__ABOUT THIS EXERCISE__
Return the listing below unchanged, except that the pictures are dropped.

__SOURCE MATERIAL__
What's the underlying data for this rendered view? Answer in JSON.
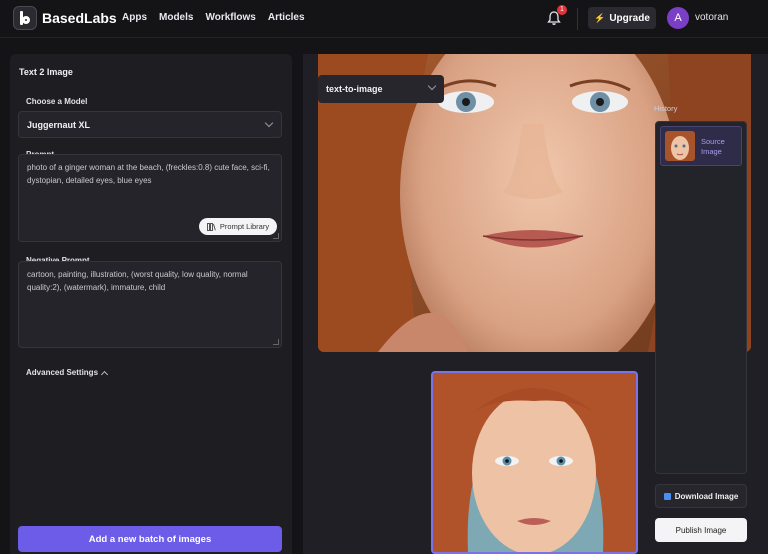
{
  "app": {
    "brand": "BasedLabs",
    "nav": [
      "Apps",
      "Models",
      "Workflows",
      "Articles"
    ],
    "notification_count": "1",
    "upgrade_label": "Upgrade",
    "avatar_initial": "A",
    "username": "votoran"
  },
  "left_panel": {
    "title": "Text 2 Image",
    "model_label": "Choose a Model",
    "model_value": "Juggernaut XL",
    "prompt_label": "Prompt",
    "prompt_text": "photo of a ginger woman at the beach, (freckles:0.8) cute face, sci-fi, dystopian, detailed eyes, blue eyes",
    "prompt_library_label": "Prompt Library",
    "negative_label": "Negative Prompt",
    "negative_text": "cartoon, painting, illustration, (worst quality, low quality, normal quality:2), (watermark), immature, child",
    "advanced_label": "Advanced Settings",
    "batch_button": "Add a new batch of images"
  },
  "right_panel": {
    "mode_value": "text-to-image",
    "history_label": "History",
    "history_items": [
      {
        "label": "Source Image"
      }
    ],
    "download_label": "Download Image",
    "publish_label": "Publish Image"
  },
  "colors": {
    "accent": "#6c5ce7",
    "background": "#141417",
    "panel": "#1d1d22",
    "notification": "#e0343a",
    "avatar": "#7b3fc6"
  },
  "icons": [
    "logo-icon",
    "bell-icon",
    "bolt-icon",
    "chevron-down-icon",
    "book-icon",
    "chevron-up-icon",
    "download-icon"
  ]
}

__ANSWER BOX__
What's the underlying data for this rendered view? Answer in JSON.
{
  "app": {
    "brand": "BasedLabs",
    "nav": [
      "Apps",
      "Models",
      "Workflows",
      "Articles"
    ],
    "notification_count": "1",
    "upgrade_label": "Upgrade",
    "avatar_initial": "A",
    "username": "votoran"
  },
  "left_panel": {
    "title": "Text 2 Image",
    "model_label": "Choose a Model",
    "model_value": "Juggernaut XL",
    "prompt_label": "Prompt",
    "prompt_text": "photo of a ginger woman at the beach, (freckles:0.8) cute face, sci-fi, dystopian, detailed eyes, blue eyes",
    "prompt_library_label": "Prompt Library",
    "negative_label": "Negative Prompt",
    "negative_text": "cartoon, painting, illustration, (worst quality, low quality, normal quality:2), (watermark), immature, child",
    "advanced_label": "Advanced Settings",
    "batch_button": "Add a new batch of images"
  },
  "right_panel": {
    "mode_value": "text-to-image",
    "history_label": "History",
    "history_items": [
      {
        "label": "Source Image"
      }
    ],
    "download_label": "Download Image",
    "publish_label": "Publish Image"
  },
  "colors": {
    "accent": "#6c5ce7",
    "background": "#141417",
    "panel": "#1d1d22",
    "notification": "#e0343a",
    "avatar": "#7b3fc6"
  },
  "icons": [
    "logo-icon",
    "bell-icon",
    "bolt-icon",
    "chevron-down-icon",
    "book-icon",
    "chevron-up-icon",
    "download-icon"
  ]
}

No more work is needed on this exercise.